I love this description of Amazon by Matthew Yglesias:
That’s because Amazon, as best I can tell, is a charitable organization being run by elements of the investment community for the benefit of consumers. The shareholders put up the equity, and instead of owning a claim on a steady stream of fat profits, they get a claim on a mighty engine of consumer surplus. Amazon sells things to people at prices that seem impossible because it actually is impossible to make money that way. And the competitive pressure of needing to square off against Amazon cuts profit margins at other companies, thus benefiting people who don’t even buy anything from Amazon.
I’ve been drinking a bit (at which point brevity becomes the better part of valor), so I won’t add much commentary here, except to say that, in that last sentence above, the word ‘benefiting’ should be in quotation marks.
If I didn’t already hate Amazon, I’d feel sorry for them. The US Congress should’ve done this to that company and its executive leadership years ago.

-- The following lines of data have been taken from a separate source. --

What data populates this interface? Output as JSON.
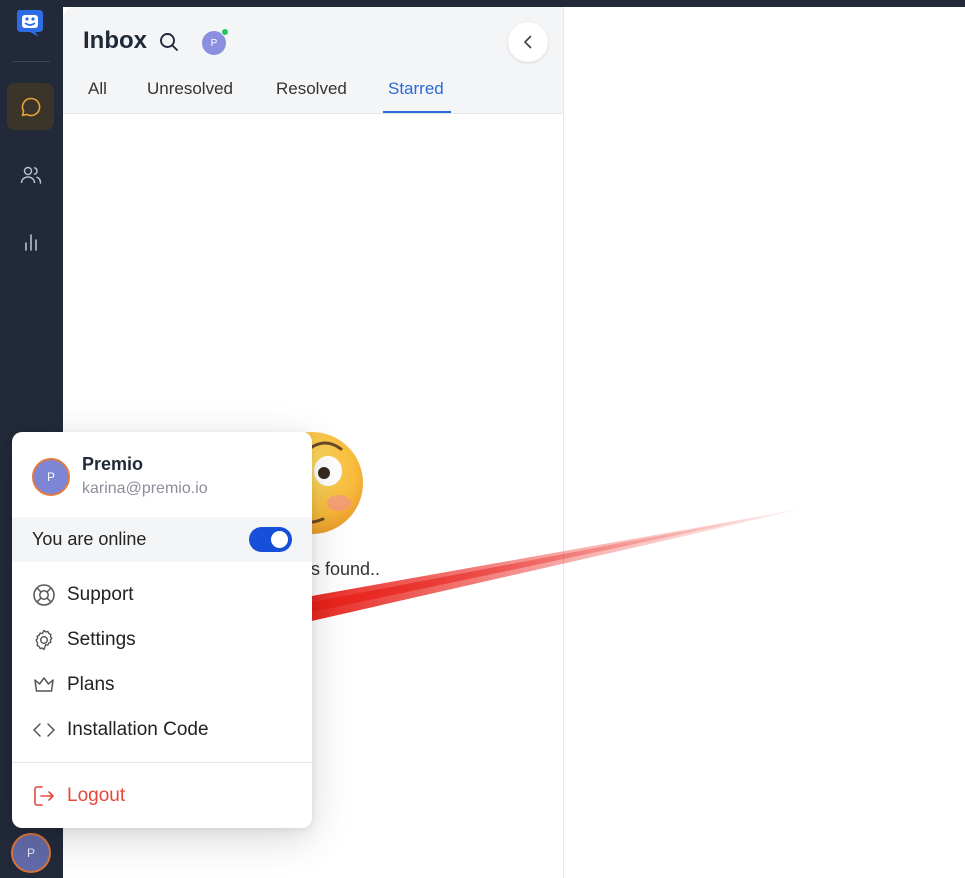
{
  "sidebar": {
    "items": [
      {
        "name": "chat-icon"
      },
      {
        "name": "contacts-icon"
      },
      {
        "name": "analytics-icon"
      }
    ],
    "avatar_initial": "P"
  },
  "inbox": {
    "title": "Inbox",
    "avatar_initial": "P",
    "tabs": [
      {
        "label": "All"
      },
      {
        "label": "Unresolved"
      },
      {
        "label": "Resolved"
      },
      {
        "label": "Starred",
        "active": true
      }
    ],
    "empty_text": "s found.."
  },
  "user_menu": {
    "avatar_initial": "P",
    "name": "Premio",
    "email": "karina@premio.io",
    "online_label": "You are online",
    "online": true,
    "items": [
      {
        "label": "Support",
        "icon": "lifebuoy-icon"
      },
      {
        "label": "Settings",
        "icon": "gear-icon"
      },
      {
        "label": "Plans",
        "icon": "crown-icon"
      },
      {
        "label": "Installation Code",
        "icon": "code-icon"
      }
    ],
    "logout_label": "Logout"
  },
  "colors": {
    "sidebar_bg": "#222a3a",
    "accent": "#2a6ad6",
    "toggle": "#1650d8",
    "logout": "#e5483b",
    "arrow": "#e8201a"
  }
}
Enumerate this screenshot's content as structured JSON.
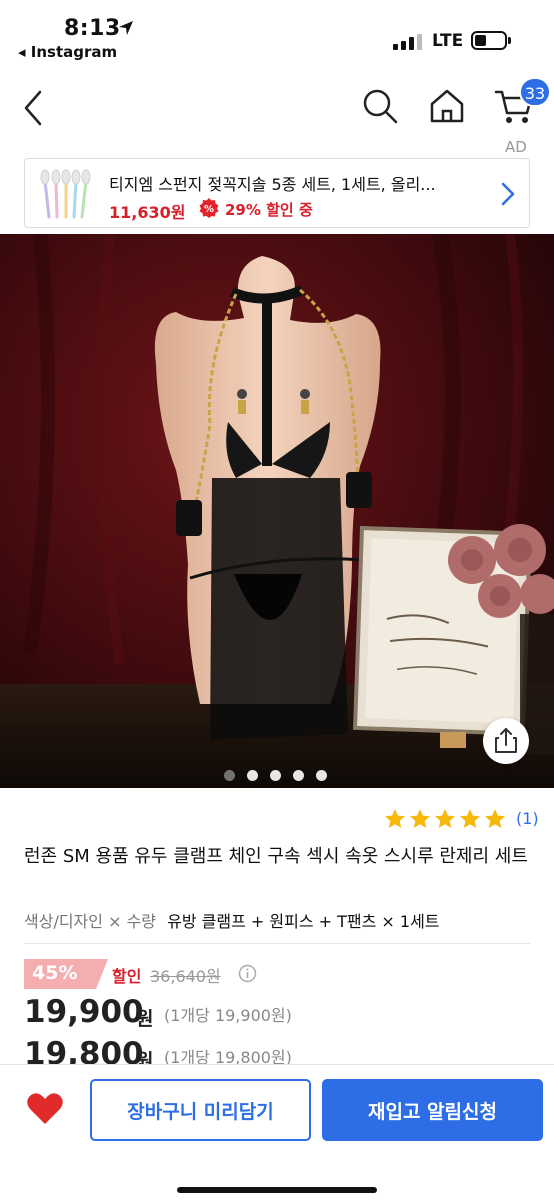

Pay no attention to the headline of their press release, Amazon had a bad quarter. They’ve been warning about dipping into the red for a few quarters now and have narrowly avoided it each time. No more.
The company lost $274 million on sales of $13.81 billion. Yes, you read that right. Sure, a large part of it was due to the disaster that is the LivingSocial deal (a loss of $169 million as part of a goodwill write-down), but they still lost over $100 million when you take that away.
I’m sure Apple is really regretting not selling the iPad mini at Kindle Fire prices right now.
I hate Amazon.
Me, I’m laughing too hard to even type “Hahahaha!” Though, I do feel bad for Flipboard and the other affected apps and businesses. Just not for Amazon, which I hate. I would also swear that Instagram was not updating for an hour or two this morning, but that’s anecdotal, and I haven’t heard anyone report that they were affected this time, again.
In the space of one hour, my entire digital life was destroyed. First my Google account was taken over, then deleted. Next my Twitter account was compromised, and used as a platform to broadcast racist and homophobic messages. And worst of all, my AppleID account was broken into, and my hackers used it to remotely erase all of the data on my iPhone, iPad, and MacBook. (via How Apple and Amazon Security Flaws Led to My Epic Hacking | Gadget Lab | Wired.com)
Well, you just have to read this. It’s not just interesting, but it’s actually really important, so we learn some lessons from someone else’s misfortune, instead of waiting for it to happen to each and every one of us.
Top chart: what various e-book retailers pay an author for selling a $10 e-book
Bottom chart: where readers bought their e-books after learning about Amazon keeping more of the author’s money
Great blog post about how much Amazon steals from e-book authors by first taking 30% of the sale price of the book, and then taking 36% of the remainder for ‘delivery fees’ (this is an e-book, remember. Amazon spends maybe 1¢ per file and download, and probably less.
I hate Amazon for many reasons, so this is really just one more on top of that stack. But think about this: For a book that costs $10.00, B&N lets the author keep $6.50. Apple: $7.00. Depending on the distributor, the author selling via pdf can keep $9.25, though the reading experience isn’t as good as the nook or iBooks. But the point is, Amazon gives the author just $5.10 from a $10 book! They keep $3.00 as a fee for stocking and providing a storefront, which is the same as Apple or B&N (although, before Apple came along, Amazon was forcing all publishers to charge one price for all their books, and keeping an astronomical portion for themselves because there was no competition).
And the Department of Justice is suing the publishing houses and Apple for price-fixing? It’s crazy.
Amazon has always been a skeevy behemoth, damaging local economies and communities by not paying sales taxes and driving small neighborhood shops out of business. But this idea of paying customers to go into local shops, scan their prices, and send the prices to Amazon, in return for a fucking $5 coupon, is despicable, even for them.
From Gawker: To get the $5 discount, you’re supposed to use Amazon’s “Price Check” iPhone and Android app to scan in the bar code of an item and then indicate what price the item is being sold at. This gives Amazon valuable intelligence on how various retailers are pricing various items. “We scour online and in-store advertisements from other retailers, every day, year-round,” an Amazon director said on All Things D. But now Amazon won’t have to work so hard in the future, since hordes of consumers will (theoretically) sell out the merchants who pump sales taxes into their localities [and who employ local residents who also spend their money in the community], all to save a measly five bones.